Why Are There So Many Bible Translations?

The very fact that we study the Bible in English implies that someone has already interpreted the original message into our language. Discover the Bible’s organization and its numerous translations to understand some of our interpretive challenges. 

  • The Bible is 1 narrative, 2 testaments, 66 books, 39 Old Testament books, 27 New Testament books
  • 1,189 chapters, 31,173 verses, 773,692 words
  • The Bible was written by Kings to shepherds, Scholars to fishermen, Prophets to generals, Tax collectors to doctors, And cupbearers to priests.
  • The Bible was written over a 2,000 year span, On 3 different continents, In 3 different languages 
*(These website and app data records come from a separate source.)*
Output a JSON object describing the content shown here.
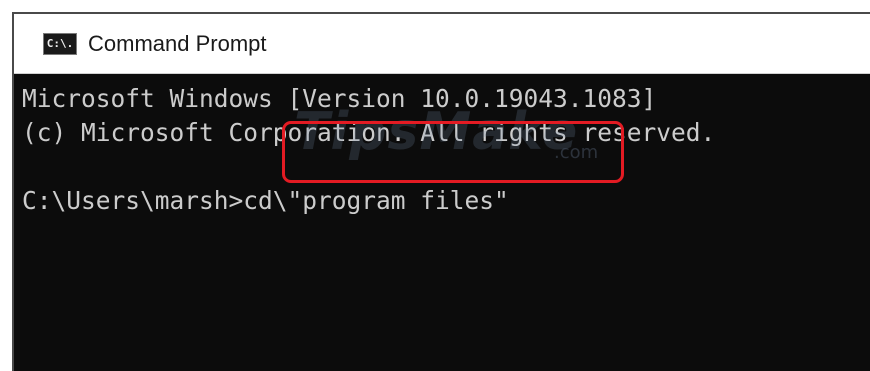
{
  "window": {
    "title": "Command Prompt",
    "icon": "command-prompt-icon",
    "icon_text": "C:\\."
  },
  "console": {
    "lines": [
      "Microsoft Windows [Version 10.0.19043.1083]",
      "(c) Microsoft Corporation. All rights reserved.",
      "C:\\Users\\marsh>cd\\\"program files\""
    ]
  },
  "watermark": {
    "text": "TipsMake",
    "suffix": ".com"
  },
  "colors": {
    "console_background": "#0c0c0c",
    "console_text": "#cccccc",
    "highlight": "#e31b23",
    "titlebar_background": "#ffffff"
  }
}
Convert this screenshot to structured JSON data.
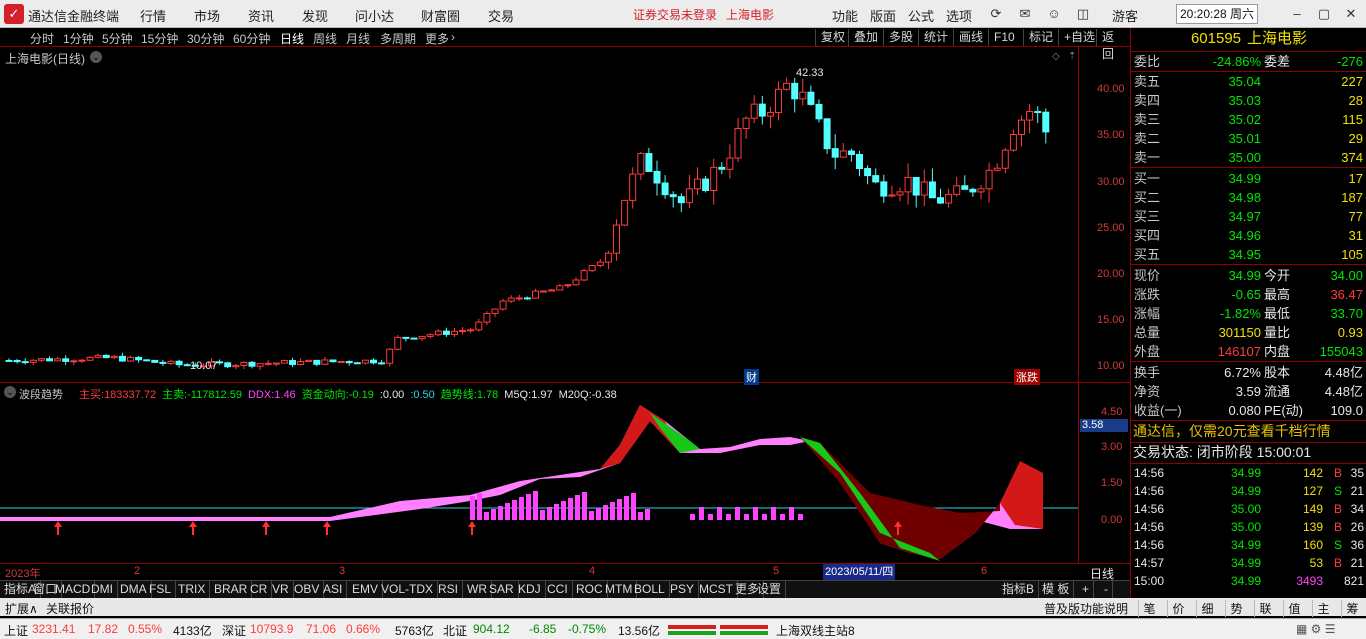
{
  "titlebar": {
    "app_title": "通达信金融终端",
    "menus": [
      "行情",
      "市场",
      "资讯",
      "发现",
      "问小达",
      "财富圈",
      "交易"
    ],
    "warning": "证券交易未登录",
    "stock_link": "上海电影",
    "controls": [
      "功能",
      "版面",
      "公式",
      "选项"
    ],
    "guest": "游客",
    "clock": "20:20:28 周六"
  },
  "periodbar": {
    "periods": [
      "分时",
      "1分钟",
      "5分钟",
      "15分钟",
      "30分钟",
      "60分钟",
      "日线",
      "周线",
      "月线",
      "多周期",
      "更多"
    ],
    "active": "日线",
    "tools": [
      "复权",
      "叠加",
      "多股",
      "统计",
      "画线",
      "F10",
      "标记",
      "+自选",
      "返回"
    ]
  },
  "mainchart": {
    "title": "上海电影(日线)",
    "y_labels": [
      "40.00",
      "35.00",
      "30.00",
      "25.00",
      "20.00",
      "15.00",
      "10.00"
    ],
    "high_label": "42.33",
    "low_label": "10.07",
    "markers": [
      "财",
      "涨跌"
    ]
  },
  "subchart": {
    "title": "波段趋势",
    "indicators": [
      {
        "label": "主买:",
        "value": "183337.72",
        "color": "#ff3b3b"
      },
      {
        "label": "主卖:",
        "value": "-117812.59",
        "color": "#00e600"
      },
      {
        "label": "DDX:",
        "value": "1.46",
        "color": "#ff44ff"
      },
      {
        "label": "资金动向:",
        "value": "-0.19",
        "color": "#00e600"
      },
      {
        "label": ":",
        "value": "0.00",
        "color": "#e8e8e8"
      },
      {
        "label": ":",
        "value": "0.50",
        "color": "#2ad6e6"
      },
      {
        "label": "趋势线:",
        "value": "1.78",
        "color": "#00e600"
      },
      {
        "label": "M5Q:",
        "value": "1.97",
        "color": "#e8e8e8"
      },
      {
        "label": "M20Q:",
        "value": "-0.38",
        "color": "#e8e8e8"
      }
    ],
    "y_labels": [
      "4.50",
      "3.00",
      "1.50",
      "0.00"
    ],
    "current": "3.58"
  },
  "datebar": {
    "labels": [
      "2023年",
      "2",
      "3",
      "4",
      "5",
      "6"
    ],
    "cursor_date": "2023/05/11/四",
    "right_label": "日线"
  },
  "tabs": [
    "指标A",
    "窗口",
    "MACD",
    "DMI",
    "DMA",
    "FSL",
    "TRIX",
    "BRAR",
    "CR",
    "VR",
    "OBV",
    "ASI",
    "EMV",
    "VOL-TDX",
    "RSI",
    "WR",
    "SAR",
    "KDJ",
    "CCI",
    "ROC",
    "MTM",
    "BOLL",
    "PSY",
    "MCST",
    "更多",
    "设置"
  ],
  "tabs_right": [
    "指标B",
    "模 板",
    "+",
    "-"
  ],
  "extbar": {
    "left": [
      "扩展∧",
      "关联报价"
    ],
    "right": "普及版功能说明",
    "icons": [
      "笔",
      "价",
      "细",
      "势",
      "联",
      "值",
      "主",
      "筹"
    ]
  },
  "rpanel": {
    "code": "601595",
    "name": "上海电影",
    "wei_bi": {
      "label": "委比",
      "value": "-24.86%",
      "label2": "委差",
      "value2": "-276"
    },
    "asks": [
      {
        "label": "卖五",
        "price": "35.04",
        "vol": "227"
      },
      {
        "label": "卖四",
        "price": "35.03",
        "vol": "28"
      },
      {
        "label": "卖三",
        "price": "35.02",
        "vol": "115"
      },
      {
        "label": "卖二",
        "price": "35.01",
        "vol": "29"
      },
      {
        "label": "卖一",
        "price": "35.00",
        "vol": "374"
      }
    ],
    "bids": [
      {
        "label": "买一",
        "price": "34.99",
        "vol": "17"
      },
      {
        "label": "买二",
        "price": "34.98",
        "vol": "187"
      },
      {
        "label": "买三",
        "price": "34.97",
        "vol": "77"
      },
      {
        "label": "买四",
        "price": "34.96",
        "vol": "31"
      },
      {
        "label": "买五",
        "price": "34.95",
        "vol": "105"
      }
    ],
    "quote": [
      {
        "l1": "现价",
        "v1": "34.99",
        "c1": "green",
        "l2": "今开",
        "v2": "34.00",
        "c2": "green"
      },
      {
        "l1": "涨跌",
        "v1": "-0.65",
        "c1": "green",
        "l2": "最高",
        "v2": "36.47",
        "c2": "red"
      },
      {
        "l1": "涨幅",
        "v1": "-1.82%",
        "c1": "green",
        "l2": "最低",
        "v2": "33.70",
        "c2": "green"
      },
      {
        "l1": "总量",
        "v1": "301150",
        "c1": "yellow",
        "l2": "量比",
        "v2": "0.93",
        "c2": "yellow"
      },
      {
        "l1": "外盘",
        "v1": "146107",
        "c1": "red",
        "l2": "内盘",
        "v2": "155043",
        "c2": "green"
      }
    ],
    "fundamentals": [
      {
        "l1": "换手",
        "v1": "6.72%",
        "l2": "股本",
        "v2": "4.48亿"
      },
      {
        "l1": "净资",
        "v1": "3.59",
        "l2": "流通",
        "v2": "4.48亿"
      },
      {
        "l1": "收益(一)",
        "v1": "0.080",
        "l2": "PE(动)",
        "v2": "109.0"
      }
    ],
    "promo": "通达信，仅需20元查看千档行情",
    "trade_state": "交易状态: 闭市阶段 15:00:01",
    "ticks": [
      {
        "t": "14:56",
        "p": "34.99",
        "v": "142",
        "s": "B",
        "n": "35"
      },
      {
        "t": "14:56",
        "p": "34.99",
        "v": "127",
        "s": "S",
        "n": "21"
      },
      {
        "t": "14:56",
        "p": "35.00",
        "v": "149",
        "s": "B",
        "n": "34"
      },
      {
        "t": "14:56",
        "p": "35.00",
        "v": "139",
        "s": "B",
        "n": "26"
      },
      {
        "t": "14:56",
        "p": "34.99",
        "v": "160",
        "s": "S",
        "n": "36"
      },
      {
        "t": "14:57",
        "p": "34.99",
        "v": "53",
        "s": "B",
        "n": "21"
      },
      {
        "t": "15:00",
        "p": "34.99",
        "v": "3493",
        "s": "",
        "n": "821"
      }
    ]
  },
  "statusbar": {
    "sh_label": "上证",
    "sh_val": "3231.41",
    "sh_chg": "17.82",
    "sh_pct": "0.55%",
    "sh_amt": "4133亿",
    "sz_label": "深证",
    "sz_val": "10793.9",
    "sz_chg": "71.06",
    "sz_pct": "0.66%",
    "sz_amt": "5763亿",
    "bz_label": "北证",
    "bz_val": "904.12",
    "bz_chg": "-6.85",
    "bz_pct": "-0.75%",
    "bz_amt": "13.56亿",
    "server": "上海双线主站8"
  },
  "colors": {
    "up": "#ff3b3b",
    "down": "#00e600",
    "axis": "#8b0000",
    "cyan_candle": "#54ffff"
  }
}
Biblical Sections

  • Old Testament
    • Law
    • History
    • Writings
    • Prophets
  • New Testament
    • Gospels
    • Acts
    • Letters
    • Revelation

What Scripture Teaches

All Scripture is breathed out by God and profitable for teaching, for reproof, for correction, and for training in righteousness, that the man of God may be complete, equipped for every good work (2 Tim. 3:16-17).

  • Teaching – what’s right
  • Reproof – what’s not right
  • Correction – how to make it right
  • Training – how to keep it right

The Bible Is:

  • Inspired – breathed out by God
  • Infallible – Scripture is incapable of teaching error
  • Inerrant – the original translations contain no error 


  • The very fact that you are reading the Bible in English means that you have already entered the process of interpretation.
  • Someone translated the words that you are reading and they had difficult decisions of which you are unaware.

3 Types of Translations

  • Word-for-Word attempts to keep the translation as close as possible to exact words and phrasing in the original languages.
  • Thought-for-Thought attempts to translate words and phrases into dynamic equivalents in the receptor language.
  • Feeling-for-Feeling attempts to translate the feel of the text from one language to the other with less concern about original wording.